*SUPPLIED DATA*:

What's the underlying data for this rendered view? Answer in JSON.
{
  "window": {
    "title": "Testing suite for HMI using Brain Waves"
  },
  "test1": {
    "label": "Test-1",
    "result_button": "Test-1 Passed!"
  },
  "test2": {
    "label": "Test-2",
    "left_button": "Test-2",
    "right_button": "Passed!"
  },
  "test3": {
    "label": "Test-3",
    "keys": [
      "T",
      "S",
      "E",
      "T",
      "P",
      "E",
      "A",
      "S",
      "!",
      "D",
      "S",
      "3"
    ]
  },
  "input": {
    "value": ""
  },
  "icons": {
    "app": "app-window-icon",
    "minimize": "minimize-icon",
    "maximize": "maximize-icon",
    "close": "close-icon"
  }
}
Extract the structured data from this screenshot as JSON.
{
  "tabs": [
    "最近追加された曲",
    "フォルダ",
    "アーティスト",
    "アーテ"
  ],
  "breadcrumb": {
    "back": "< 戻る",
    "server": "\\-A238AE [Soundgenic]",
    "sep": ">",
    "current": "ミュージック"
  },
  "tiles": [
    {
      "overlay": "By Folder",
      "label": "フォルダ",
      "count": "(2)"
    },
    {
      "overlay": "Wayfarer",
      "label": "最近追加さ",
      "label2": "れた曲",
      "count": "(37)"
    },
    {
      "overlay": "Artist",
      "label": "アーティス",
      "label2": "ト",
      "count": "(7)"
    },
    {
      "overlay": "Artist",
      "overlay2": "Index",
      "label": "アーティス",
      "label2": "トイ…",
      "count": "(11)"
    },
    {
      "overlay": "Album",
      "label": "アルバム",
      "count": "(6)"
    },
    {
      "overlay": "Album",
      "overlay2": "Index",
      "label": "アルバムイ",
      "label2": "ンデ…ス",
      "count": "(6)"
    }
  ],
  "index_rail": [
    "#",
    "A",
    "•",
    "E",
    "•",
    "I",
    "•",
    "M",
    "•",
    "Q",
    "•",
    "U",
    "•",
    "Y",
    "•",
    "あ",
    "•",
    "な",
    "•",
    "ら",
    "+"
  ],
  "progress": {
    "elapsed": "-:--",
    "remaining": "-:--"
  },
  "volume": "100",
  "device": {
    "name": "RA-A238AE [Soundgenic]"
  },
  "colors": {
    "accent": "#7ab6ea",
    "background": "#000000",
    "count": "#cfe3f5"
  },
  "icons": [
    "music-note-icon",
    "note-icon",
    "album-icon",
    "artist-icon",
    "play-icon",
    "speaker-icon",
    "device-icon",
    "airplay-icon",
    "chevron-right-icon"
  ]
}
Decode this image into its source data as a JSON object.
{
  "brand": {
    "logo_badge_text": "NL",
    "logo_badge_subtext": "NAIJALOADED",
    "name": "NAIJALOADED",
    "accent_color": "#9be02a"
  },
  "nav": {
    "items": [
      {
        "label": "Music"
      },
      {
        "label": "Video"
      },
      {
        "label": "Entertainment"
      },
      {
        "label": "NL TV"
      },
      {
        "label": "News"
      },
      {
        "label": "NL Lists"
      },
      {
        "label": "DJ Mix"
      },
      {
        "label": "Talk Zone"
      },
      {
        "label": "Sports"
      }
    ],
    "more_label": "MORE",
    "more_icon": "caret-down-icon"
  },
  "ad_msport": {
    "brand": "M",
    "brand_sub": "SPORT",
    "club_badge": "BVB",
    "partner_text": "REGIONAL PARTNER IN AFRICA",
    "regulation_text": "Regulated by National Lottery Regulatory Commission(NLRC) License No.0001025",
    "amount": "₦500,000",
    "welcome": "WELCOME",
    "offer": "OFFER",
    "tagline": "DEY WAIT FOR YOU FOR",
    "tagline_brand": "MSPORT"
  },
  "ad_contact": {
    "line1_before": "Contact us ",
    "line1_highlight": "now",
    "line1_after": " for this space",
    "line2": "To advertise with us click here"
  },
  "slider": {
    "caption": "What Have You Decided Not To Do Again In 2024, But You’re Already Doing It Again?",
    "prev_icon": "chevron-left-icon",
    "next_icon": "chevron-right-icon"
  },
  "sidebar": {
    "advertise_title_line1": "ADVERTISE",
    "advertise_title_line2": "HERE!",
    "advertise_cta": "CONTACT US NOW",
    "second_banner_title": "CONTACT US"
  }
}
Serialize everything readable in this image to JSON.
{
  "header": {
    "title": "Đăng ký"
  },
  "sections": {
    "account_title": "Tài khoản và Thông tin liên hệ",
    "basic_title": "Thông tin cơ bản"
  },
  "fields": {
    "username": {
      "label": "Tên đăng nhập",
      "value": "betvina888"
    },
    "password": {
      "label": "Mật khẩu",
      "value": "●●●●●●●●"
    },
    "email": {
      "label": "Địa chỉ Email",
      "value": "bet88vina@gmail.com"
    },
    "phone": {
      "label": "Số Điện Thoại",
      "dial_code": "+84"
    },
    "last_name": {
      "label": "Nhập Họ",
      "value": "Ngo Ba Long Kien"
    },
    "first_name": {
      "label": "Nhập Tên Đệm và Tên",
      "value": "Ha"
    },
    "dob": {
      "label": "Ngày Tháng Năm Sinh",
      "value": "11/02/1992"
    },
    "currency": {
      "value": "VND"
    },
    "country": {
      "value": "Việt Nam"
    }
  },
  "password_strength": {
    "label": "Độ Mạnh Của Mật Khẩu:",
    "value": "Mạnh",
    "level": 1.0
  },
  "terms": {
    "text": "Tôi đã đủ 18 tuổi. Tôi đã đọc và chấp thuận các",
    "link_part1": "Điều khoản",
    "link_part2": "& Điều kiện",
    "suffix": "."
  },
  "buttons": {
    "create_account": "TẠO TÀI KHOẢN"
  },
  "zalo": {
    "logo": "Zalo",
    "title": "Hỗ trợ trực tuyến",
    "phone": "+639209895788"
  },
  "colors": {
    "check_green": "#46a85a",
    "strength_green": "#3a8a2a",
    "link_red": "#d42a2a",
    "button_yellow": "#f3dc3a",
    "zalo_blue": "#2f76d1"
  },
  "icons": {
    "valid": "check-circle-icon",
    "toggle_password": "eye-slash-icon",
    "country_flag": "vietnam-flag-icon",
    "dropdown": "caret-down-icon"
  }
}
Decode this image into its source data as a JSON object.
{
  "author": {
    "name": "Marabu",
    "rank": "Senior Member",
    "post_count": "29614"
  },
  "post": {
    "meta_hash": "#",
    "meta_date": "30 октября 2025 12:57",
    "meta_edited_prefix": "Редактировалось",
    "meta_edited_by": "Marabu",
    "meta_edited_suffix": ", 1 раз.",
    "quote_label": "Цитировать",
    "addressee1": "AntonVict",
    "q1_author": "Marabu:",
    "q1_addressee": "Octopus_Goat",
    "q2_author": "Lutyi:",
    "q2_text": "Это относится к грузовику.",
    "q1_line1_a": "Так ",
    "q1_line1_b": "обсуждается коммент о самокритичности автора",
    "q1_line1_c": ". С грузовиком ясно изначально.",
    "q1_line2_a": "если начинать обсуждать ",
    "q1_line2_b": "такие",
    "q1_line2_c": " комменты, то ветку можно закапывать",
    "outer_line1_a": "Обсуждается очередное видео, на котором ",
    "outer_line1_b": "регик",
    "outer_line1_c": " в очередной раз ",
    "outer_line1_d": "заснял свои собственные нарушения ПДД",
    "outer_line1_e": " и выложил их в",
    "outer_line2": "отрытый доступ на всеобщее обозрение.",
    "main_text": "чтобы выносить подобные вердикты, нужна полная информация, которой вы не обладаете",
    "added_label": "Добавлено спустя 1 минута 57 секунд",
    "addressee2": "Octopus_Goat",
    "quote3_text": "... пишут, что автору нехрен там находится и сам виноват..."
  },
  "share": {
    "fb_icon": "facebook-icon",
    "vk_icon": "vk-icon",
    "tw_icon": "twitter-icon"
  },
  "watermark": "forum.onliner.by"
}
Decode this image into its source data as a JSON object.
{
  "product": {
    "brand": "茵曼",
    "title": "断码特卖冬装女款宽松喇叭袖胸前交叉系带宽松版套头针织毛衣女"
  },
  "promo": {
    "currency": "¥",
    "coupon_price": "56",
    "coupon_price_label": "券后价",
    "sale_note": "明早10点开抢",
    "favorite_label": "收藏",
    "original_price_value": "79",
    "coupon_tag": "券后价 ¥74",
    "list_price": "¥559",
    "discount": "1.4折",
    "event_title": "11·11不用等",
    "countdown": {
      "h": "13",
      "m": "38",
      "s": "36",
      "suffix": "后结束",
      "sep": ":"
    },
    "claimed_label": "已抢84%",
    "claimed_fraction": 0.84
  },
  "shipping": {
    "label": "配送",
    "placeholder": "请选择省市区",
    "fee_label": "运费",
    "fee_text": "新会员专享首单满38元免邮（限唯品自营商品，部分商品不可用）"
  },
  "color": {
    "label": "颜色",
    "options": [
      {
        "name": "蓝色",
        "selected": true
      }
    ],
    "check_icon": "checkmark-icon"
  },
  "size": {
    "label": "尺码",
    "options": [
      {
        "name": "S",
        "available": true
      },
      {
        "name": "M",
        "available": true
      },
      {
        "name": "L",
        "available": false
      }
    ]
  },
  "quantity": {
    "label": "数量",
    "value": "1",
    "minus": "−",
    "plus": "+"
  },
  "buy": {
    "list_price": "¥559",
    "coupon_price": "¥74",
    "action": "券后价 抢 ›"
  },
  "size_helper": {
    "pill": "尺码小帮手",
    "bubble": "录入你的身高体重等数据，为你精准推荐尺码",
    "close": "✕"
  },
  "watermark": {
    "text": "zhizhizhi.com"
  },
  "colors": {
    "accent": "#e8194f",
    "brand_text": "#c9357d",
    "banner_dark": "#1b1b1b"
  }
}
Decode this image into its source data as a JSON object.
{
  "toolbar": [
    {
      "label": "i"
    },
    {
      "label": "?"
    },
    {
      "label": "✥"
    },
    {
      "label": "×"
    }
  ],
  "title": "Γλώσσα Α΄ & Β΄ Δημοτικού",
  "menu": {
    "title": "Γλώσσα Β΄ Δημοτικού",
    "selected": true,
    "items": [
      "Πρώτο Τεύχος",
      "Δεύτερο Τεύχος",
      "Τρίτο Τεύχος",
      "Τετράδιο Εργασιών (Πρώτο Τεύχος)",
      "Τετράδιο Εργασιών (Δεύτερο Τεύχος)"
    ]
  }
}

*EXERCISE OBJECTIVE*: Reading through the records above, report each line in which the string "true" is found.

*SOLUTION FOR THIS EXERCISE*:
        "selected": true
        "available": true
        "available": true
    "selected": true,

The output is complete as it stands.